Source material:
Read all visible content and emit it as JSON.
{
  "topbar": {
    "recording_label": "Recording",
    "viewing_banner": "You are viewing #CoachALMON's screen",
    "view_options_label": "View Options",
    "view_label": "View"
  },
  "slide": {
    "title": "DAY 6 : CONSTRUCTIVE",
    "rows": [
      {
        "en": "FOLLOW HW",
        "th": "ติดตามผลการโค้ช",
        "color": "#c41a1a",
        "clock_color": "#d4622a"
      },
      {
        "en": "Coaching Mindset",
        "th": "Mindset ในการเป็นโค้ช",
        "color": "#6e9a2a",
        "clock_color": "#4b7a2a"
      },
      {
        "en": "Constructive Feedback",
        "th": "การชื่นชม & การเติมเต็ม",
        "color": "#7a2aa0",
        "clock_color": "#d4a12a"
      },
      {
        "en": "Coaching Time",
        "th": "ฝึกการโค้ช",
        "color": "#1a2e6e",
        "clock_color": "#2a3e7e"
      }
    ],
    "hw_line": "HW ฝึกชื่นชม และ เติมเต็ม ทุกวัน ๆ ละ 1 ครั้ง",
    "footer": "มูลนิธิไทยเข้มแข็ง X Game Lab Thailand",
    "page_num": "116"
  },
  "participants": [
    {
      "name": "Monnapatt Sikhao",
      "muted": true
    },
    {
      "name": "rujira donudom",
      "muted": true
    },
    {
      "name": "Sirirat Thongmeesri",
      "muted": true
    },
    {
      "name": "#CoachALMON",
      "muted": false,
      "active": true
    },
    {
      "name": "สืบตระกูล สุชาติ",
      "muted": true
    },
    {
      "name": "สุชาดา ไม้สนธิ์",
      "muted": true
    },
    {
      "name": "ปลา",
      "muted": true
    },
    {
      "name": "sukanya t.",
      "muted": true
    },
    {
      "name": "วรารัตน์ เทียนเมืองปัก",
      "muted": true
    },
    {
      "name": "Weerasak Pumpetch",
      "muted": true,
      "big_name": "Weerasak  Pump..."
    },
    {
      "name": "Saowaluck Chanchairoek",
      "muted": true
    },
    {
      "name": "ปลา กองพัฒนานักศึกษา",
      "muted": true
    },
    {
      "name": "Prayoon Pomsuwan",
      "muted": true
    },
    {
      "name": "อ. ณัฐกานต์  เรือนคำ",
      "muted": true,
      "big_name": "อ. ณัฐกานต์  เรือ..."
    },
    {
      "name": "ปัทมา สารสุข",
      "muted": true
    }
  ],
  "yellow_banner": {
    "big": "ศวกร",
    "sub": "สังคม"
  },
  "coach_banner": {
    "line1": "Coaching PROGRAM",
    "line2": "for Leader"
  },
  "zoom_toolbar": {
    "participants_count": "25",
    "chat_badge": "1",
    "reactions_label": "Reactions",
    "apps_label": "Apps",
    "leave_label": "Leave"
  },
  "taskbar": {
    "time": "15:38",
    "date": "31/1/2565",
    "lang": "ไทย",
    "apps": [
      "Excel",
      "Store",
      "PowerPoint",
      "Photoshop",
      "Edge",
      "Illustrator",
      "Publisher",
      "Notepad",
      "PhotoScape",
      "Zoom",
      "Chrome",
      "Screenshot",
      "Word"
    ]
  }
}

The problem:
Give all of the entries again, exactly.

Answer to the exercise:
Read all visible content and emit it as JSON.
{
  "topbar": {
    "recording_label": "Recording",
    "viewing_banner": "You are viewing #CoachALMON's screen",
    "view_options_label": "View Options",
    "view_label": "View"
  },
  "slide": {
    "title": "DAY 6 : CONSTRUCTIVE",
    "rows": [
      {
        "en": "FOLLOW HW",
        "th": "ติดตามผลการโค้ช",
        "color": "#c41a1a",
        "clock_color": "#d4622a"
      },
      {
        "en": "Coaching Mindset",
        "th": "Mindset ในการเป็นโค้ช",
        "color": "#6e9a2a",
        "clock_color": "#4b7a2a"
      },
      {
        "en": "Constructive Feedback",
        "th": "การชื่นชม & การเติมเต็ม",
        "color": "#7a2aa0",
        "clock_color": "#d4a12a"
      },
      {
        "en": "Coaching Time",
        "th": "ฝึกการโค้ช",
        "color": "#1a2e6e",
        "clock_color": "#2a3e7e"
      }
    ],
    "hw_line": "HW ฝึกชื่นชม และ เติมเต็ม ทุกวัน ๆ ละ 1 ครั้ง",
    "footer": "มูลนิธิไทยเข้มแข็ง X Game Lab Thailand",
    "page_num": "116"
  },
  "participants": [
    {
      "name": "Monnapatt Sikhao",
      "muted": true
    },
    {
      "name": "rujira donudom",
      "muted": true
    },
    {
      "name": "Sirirat Thongmeesri",
      "muted": true
    },
    {
      "name": "#CoachALMON",
      "muted": false,
      "active": true
    },
    {
      "name": "สืบตระกูล สุชาติ",
      "muted": true
    },
    {
      "name": "สุชาดา ไม้สนธิ์",
      "muted": true
    },
    {
      "name": "ปลา",
      "muted": true
    },
    {
      "name": "sukanya t.",
      "muted": true
    },
    {
      "name": "วรารัตน์ เทียนเมืองปัก",
      "muted": true
    },
    {
      "name": "Weerasak Pumpetch",
      "muted": true,
      "big_name": "Weerasak  Pump..."
    },
    {
      "name": "Saowaluck Chanchairoek",
      "muted": true
    },
    {
      "name": "ปลา กองพัฒนานักศึกษา",
      "muted": true
    },
    {
      "name": "Prayoon Pomsuwan",
      "muted": true
    },
    {
      "name": "อ. ณัฐกานต์  เรือนคำ",
      "muted": true,
      "big_name": "อ. ณัฐกานต์  เรือ..."
    },
    {
      "name": "ปัทมา สารสุข",
      "muted": true
    }
  ],
  "yellow_banner": {
    "big": "ศวกร",
    "sub": "สังคม"
  },
  "coach_banner": {
    "line1": "Coaching PROGRAM",
    "line2": "for Leader"
  },
  "zoom_toolbar": {
    "participants_count": "25",
    "chat_badge": "1",
    "reactions_label": "Reactions",
    "apps_label": "Apps",
    "leave_label": "Leave"
  },
  "taskbar": {
    "time": "15:38",
    "date": "31/1/2565",
    "lang": "ไทย",
    "apps": [
      "Excel",
      "Store",
      "PowerPoint",
      "Photoshop",
      "Edge",
      "Illustrator",
      "Publisher",
      "Notepad",
      "PhotoScape",
      "Zoom",
      "Chrome",
      "Screenshot",
      "Word"
    ]
  }
}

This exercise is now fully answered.